“We researched all the known accounts and also found a few pension accounts that provided some new insights. It appears she may have put up a struggle as compared to earlier more romanticized versions.”
A confession: I have never owned the seminal history of the Rocky Mountain Fur Trade — Hiram Chittenden’s The American Fur Trade of the Far West. Its two volumes were too expensive for me when I was deep in the Mountain Man thing. Now it’s available for 99 cents on Kindle. If only someone will publish Leroy Hafen’s massive multi-volume collection of biographies, Mountain Men and the Fur Trade of the Far West.
Speaking of tomes…
Stalking the stacks at the Deschutes Public Library in Bend on Tuesday, I came across this giant volume:
I had to check it out just to check it out, if you take my meaning. I am in awe of what a dedicated scholar will do. Seven hundred pages of dense text, another 50 pages of notes… Wow. It’s not on-task for me, so I can’t dedicate too much time to it, but I must offer a tip of the hat.

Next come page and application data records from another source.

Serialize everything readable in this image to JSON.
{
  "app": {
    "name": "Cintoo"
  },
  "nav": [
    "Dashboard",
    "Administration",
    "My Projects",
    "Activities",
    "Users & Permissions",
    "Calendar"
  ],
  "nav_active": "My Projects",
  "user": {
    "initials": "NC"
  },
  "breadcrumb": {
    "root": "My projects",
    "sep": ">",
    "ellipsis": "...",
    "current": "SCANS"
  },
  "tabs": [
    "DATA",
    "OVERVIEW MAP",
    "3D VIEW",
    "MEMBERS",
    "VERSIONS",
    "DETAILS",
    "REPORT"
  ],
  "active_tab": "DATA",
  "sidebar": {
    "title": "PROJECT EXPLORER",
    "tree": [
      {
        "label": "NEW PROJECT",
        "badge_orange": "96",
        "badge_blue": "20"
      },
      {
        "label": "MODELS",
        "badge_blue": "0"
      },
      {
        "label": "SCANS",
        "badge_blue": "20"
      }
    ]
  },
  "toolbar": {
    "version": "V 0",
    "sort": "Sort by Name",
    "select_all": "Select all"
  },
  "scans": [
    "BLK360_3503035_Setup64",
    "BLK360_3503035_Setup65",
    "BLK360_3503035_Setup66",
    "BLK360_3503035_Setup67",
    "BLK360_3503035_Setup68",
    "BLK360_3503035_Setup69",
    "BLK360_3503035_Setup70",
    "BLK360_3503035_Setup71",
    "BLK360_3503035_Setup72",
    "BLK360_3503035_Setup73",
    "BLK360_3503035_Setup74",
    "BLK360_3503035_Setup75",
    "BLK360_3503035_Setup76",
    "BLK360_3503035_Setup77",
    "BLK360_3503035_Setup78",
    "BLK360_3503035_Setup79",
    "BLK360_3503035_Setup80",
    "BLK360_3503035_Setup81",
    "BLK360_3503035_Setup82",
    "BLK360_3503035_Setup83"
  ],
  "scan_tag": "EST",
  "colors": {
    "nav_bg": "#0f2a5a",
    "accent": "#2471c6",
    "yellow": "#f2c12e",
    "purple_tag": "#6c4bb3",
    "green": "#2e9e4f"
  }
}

Rip Rullman and I are working on some cool stuff over at Running Iron Report, including premium-content podcasts. I mention this here in part for easy cross-promotion, but mainly because one of the things we’ll be doing is discussing books that shaped our lives. And it will surprise none of you that all of mine are frontier-oriented. Looking forward to taking a deep dive into my ur-text, Eckert’s The Frontiersmen, Give Your Heart to The Hawks, and Vardis Fisher’s Mountain Man and a bevy of others this winter. Waugh!
Speaking of other blogs, if you haven’t made loaded up the pickup and headed up the Hillbilly Highway, you oughta. HP is doing good stuff over there, and his musical taste is impeccable.